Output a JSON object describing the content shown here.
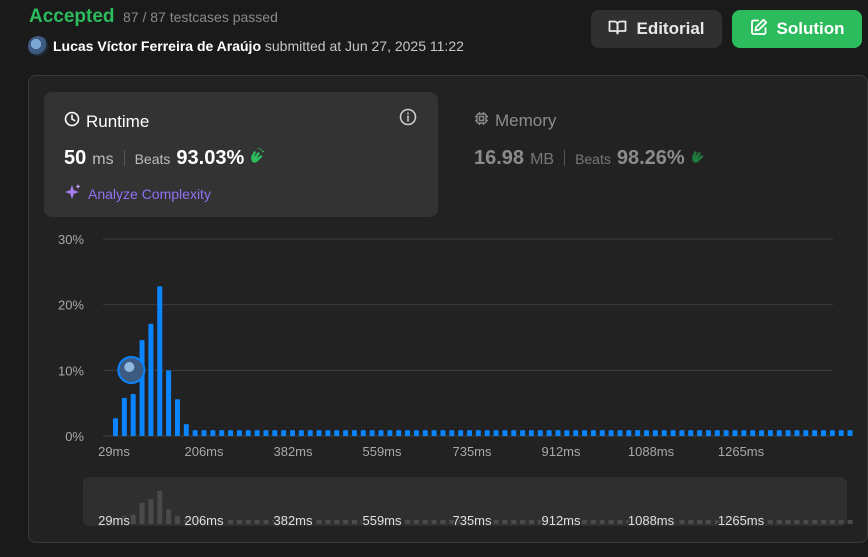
{
  "header": {
    "status": "Accepted",
    "testcases": "87 / 87 testcases passed",
    "submitter": "Lucas Víctor Ferreira de Araújo",
    "submitted_text": "submitted at Jun 27, 2025 11:22",
    "editorial_label": "Editorial",
    "solution_label": "Solution",
    "accent_green": "#2cbb5d"
  },
  "runtime": {
    "title": "Runtime",
    "value": "50",
    "unit": "ms",
    "beats_label": "Beats",
    "beats_pct": "93.03%",
    "analyze_label": "Analyze Complexity"
  },
  "memory": {
    "title": "Memory",
    "value": "16.98",
    "unit": "MB",
    "beats_label": "Beats",
    "beats_pct": "98.26%"
  },
  "chart_data": {
    "type": "bar",
    "y_ticks": [
      "30%",
      "20%",
      "10%",
      "0%"
    ],
    "ylim": [
      0,
      30
    ],
    "x_tick_labels": [
      "29ms",
      "206ms",
      "382ms",
      "559ms",
      "735ms",
      "912ms",
      "1088ms",
      "1265ms"
    ],
    "values": [
      2.7,
      5.8,
      6.4,
      14.6,
      17.1,
      22.8,
      10.0,
      5.6,
      1.8,
      0.9,
      0.9,
      0.9,
      0.9,
      0.9,
      0.9,
      0.9,
      0.9,
      0.9,
      0.9,
      0.9,
      0.9,
      0.9,
      0.9,
      0.9,
      0.9,
      0.9,
      0.9,
      0.9,
      0.9,
      0.9,
      0.9,
      0.9,
      0.9,
      0.9,
      0.9,
      0.9,
      0.9,
      0.9,
      0.9,
      0.9,
      0.9,
      0.9,
      0.9,
      0.9,
      0.9,
      0.9,
      0.9,
      0.9,
      0.9,
      0.9,
      0.9,
      0.9,
      0.9,
      0.9,
      0.9,
      0.9,
      0.9,
      0.9,
      0.9,
      0.9,
      0.9,
      0.9,
      0.9,
      0.9,
      0.9,
      0.9,
      0.9,
      0.9,
      0.9,
      0.9,
      0.9,
      0.9,
      0.9,
      0.9,
      0.9,
      0.9,
      0.9,
      0.9,
      0.9,
      0.9,
      0.9,
      0.9,
      0.9,
      0.9
    ],
    "highlight_index": 1,
    "bar_color": "#0a84ff",
    "mini_bar_color": "#4a4a4a",
    "grid": true
  }
}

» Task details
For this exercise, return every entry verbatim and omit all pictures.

» Answer box
Output a JSON object describing the content shown here.
{
  "header": {
    "status": "Accepted",
    "testcases": "87 / 87 testcases passed",
    "submitter": "Lucas Víctor Ferreira de Araújo",
    "submitted_text": "submitted at Jun 27, 2025 11:22",
    "editorial_label": "Editorial",
    "solution_label": "Solution",
    "accent_green": "#2cbb5d"
  },
  "runtime": {
    "title": "Runtime",
    "value": "50",
    "unit": "ms",
    "beats_label": "Beats",
    "beats_pct": "93.03%",
    "analyze_label": "Analyze Complexity"
  },
  "memory": {
    "title": "Memory",
    "value": "16.98",
    "unit": "MB",
    "beats_label": "Beats",
    "beats_pct": "98.26%"
  },
  "chart_data": {
    "type": "bar",
    "y_ticks": [
      "30%",
      "20%",
      "10%",
      "0%"
    ],
    "ylim": [
      0,
      30
    ],
    "x_tick_labels": [
      "29ms",
      "206ms",
      "382ms",
      "559ms",
      "735ms",
      "912ms",
      "1088ms",
      "1265ms"
    ],
    "values": [
      2.7,
      5.8,
      6.4,
      14.6,
      17.1,
      22.8,
      10.0,
      5.6,
      1.8,
      0.9,
      0.9,
      0.9,
      0.9,
      0.9,
      0.9,
      0.9,
      0.9,
      0.9,
      0.9,
      0.9,
      0.9,
      0.9,
      0.9,
      0.9,
      0.9,
      0.9,
      0.9,
      0.9,
      0.9,
      0.9,
      0.9,
      0.9,
      0.9,
      0.9,
      0.9,
      0.9,
      0.9,
      0.9,
      0.9,
      0.9,
      0.9,
      0.9,
      0.9,
      0.9,
      0.9,
      0.9,
      0.9,
      0.9,
      0.9,
      0.9,
      0.9,
      0.9,
      0.9,
      0.9,
      0.9,
      0.9,
      0.9,
      0.9,
      0.9,
      0.9,
      0.9,
      0.9,
      0.9,
      0.9,
      0.9,
      0.9,
      0.9,
      0.9,
      0.9,
      0.9,
      0.9,
      0.9,
      0.9,
      0.9,
      0.9,
      0.9,
      0.9,
      0.9,
      0.9,
      0.9,
      0.9,
      0.9,
      0.9,
      0.9
    ],
    "highlight_index": 1,
    "bar_color": "#0a84ff",
    "mini_bar_color": "#4a4a4a",
    "grid": true
  }
}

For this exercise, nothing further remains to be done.